Apparel Design & Merchandising (ADM) students learn and practice their craft in the drafting/ sewing room (some call it "studio" as well).





Here, some third-year students are learning how to draft patterns for a jacket. They start out by experimenting with and drafting paper patterns, they then use the patterns to cut and finally sew the garments. The lecturer is there to guide them through this process.

ADM students start using the studio from their first year onwards for sewing and production lessons. Students sometimes spend up to three to four sessions in the studio each week. Each session lasts three hours. The studio space is set up with wide tables for drafting and cutting; there are also sewing machines and dress forms (the "mannequins") in the studio for the students to use.

In this big room called a Food Processing Laboratory, Applied Food Science & Nutrition students learn the scientific way to mass produce yummy food.





They get to experiment and learn how to develop food such as ice-cream, bread and noodle. Lab sessions are very much like those in secondary schools. First-year students start with basics in the lab.

A typical three-hour lesson would have the lecturer showing the class of about 25 students how to use a piece of equipment, such as the ice-cream machine.

After that, students break up into smaller groups to try out the equipment, perhaps with a similar recipe.
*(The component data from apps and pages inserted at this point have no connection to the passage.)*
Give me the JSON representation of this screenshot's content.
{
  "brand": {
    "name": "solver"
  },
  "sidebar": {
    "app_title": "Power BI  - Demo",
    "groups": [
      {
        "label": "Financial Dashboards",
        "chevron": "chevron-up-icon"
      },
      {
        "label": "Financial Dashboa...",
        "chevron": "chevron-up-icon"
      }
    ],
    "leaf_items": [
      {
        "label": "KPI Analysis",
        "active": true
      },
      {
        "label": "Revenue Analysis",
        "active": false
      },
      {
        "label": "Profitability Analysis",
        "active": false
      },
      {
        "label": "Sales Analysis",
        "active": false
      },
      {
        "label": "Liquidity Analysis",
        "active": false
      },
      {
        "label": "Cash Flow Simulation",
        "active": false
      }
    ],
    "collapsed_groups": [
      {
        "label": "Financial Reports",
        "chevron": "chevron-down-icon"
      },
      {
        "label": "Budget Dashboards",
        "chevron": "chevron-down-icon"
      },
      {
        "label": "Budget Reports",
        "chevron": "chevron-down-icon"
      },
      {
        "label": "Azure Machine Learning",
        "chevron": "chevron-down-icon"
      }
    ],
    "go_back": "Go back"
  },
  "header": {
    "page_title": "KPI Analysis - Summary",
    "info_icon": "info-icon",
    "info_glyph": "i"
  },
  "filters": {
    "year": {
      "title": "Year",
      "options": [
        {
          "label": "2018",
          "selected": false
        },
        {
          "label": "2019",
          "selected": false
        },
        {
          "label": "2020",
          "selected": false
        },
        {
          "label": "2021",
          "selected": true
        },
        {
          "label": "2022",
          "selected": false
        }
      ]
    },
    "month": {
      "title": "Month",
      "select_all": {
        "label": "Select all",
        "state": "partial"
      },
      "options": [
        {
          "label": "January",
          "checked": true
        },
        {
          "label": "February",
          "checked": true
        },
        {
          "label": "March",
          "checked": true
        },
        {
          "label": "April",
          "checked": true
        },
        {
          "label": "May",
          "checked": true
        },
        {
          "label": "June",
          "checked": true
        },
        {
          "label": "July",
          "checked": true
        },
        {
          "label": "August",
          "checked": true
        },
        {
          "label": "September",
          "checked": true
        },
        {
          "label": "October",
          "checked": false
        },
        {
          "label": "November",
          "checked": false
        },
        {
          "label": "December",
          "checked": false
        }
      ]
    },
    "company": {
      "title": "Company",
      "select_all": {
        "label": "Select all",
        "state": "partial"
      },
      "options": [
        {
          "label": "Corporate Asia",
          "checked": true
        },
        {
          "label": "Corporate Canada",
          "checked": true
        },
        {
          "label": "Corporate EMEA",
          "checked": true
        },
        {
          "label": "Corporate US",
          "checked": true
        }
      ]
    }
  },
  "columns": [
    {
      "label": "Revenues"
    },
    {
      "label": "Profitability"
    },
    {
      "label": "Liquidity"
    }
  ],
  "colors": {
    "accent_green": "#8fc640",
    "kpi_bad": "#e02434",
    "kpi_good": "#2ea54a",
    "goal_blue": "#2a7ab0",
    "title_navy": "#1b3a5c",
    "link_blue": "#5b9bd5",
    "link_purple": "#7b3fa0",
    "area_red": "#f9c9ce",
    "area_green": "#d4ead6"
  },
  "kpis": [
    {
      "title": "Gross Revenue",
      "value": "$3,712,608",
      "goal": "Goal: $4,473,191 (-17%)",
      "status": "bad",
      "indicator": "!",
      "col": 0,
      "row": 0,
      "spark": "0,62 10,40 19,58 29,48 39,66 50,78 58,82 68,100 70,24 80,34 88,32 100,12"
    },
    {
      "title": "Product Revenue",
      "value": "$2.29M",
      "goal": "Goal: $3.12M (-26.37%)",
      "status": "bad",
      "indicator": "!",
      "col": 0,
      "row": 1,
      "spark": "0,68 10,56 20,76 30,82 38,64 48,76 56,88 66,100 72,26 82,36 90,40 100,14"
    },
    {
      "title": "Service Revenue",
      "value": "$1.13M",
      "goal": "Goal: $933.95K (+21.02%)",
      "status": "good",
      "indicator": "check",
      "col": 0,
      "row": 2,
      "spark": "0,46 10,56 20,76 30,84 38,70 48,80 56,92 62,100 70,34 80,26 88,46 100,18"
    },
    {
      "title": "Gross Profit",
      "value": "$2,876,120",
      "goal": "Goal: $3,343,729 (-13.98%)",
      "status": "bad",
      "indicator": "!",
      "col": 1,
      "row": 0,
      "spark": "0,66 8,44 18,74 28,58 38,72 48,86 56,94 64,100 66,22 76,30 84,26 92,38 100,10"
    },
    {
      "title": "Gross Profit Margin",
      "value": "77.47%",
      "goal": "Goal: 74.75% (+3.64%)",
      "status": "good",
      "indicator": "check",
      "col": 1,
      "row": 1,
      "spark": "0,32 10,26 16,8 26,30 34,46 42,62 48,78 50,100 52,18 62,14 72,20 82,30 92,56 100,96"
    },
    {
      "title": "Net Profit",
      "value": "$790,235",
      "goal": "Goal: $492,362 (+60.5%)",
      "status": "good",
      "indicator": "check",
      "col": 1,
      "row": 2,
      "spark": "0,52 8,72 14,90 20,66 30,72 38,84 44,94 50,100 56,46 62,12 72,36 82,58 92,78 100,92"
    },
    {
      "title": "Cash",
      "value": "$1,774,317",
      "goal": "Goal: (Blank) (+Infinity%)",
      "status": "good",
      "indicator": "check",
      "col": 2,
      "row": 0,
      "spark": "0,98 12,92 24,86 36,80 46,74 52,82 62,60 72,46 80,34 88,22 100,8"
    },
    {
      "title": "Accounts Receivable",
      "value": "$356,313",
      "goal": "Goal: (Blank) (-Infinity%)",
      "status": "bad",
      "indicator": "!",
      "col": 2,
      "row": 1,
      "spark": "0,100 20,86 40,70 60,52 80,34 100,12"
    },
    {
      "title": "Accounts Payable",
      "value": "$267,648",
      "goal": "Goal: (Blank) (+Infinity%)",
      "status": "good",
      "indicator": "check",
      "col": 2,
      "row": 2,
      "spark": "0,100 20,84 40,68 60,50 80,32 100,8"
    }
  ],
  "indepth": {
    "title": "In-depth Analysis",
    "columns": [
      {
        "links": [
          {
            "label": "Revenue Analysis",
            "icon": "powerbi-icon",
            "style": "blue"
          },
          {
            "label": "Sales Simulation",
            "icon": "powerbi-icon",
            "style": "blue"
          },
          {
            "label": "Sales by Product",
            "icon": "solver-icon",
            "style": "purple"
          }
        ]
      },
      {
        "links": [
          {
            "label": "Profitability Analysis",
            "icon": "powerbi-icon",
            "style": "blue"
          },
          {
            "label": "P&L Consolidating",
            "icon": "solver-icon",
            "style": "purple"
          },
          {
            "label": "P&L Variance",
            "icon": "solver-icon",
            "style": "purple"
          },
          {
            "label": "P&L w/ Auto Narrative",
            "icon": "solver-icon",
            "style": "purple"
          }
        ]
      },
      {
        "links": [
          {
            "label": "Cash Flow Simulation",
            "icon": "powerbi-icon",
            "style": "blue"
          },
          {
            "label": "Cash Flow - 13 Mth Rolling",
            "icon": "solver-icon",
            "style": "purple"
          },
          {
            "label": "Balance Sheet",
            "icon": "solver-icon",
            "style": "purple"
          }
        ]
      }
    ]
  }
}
They are then required to write a simple report on what they have learnt. by the time students are in their third year, they could be spending up to half their time there on their final-year projects (e.g developing multi-coloured noodle using natural ingredients such as curry powder).

Please visit www.tp.edu.sg for loads more information
on TP and our courses.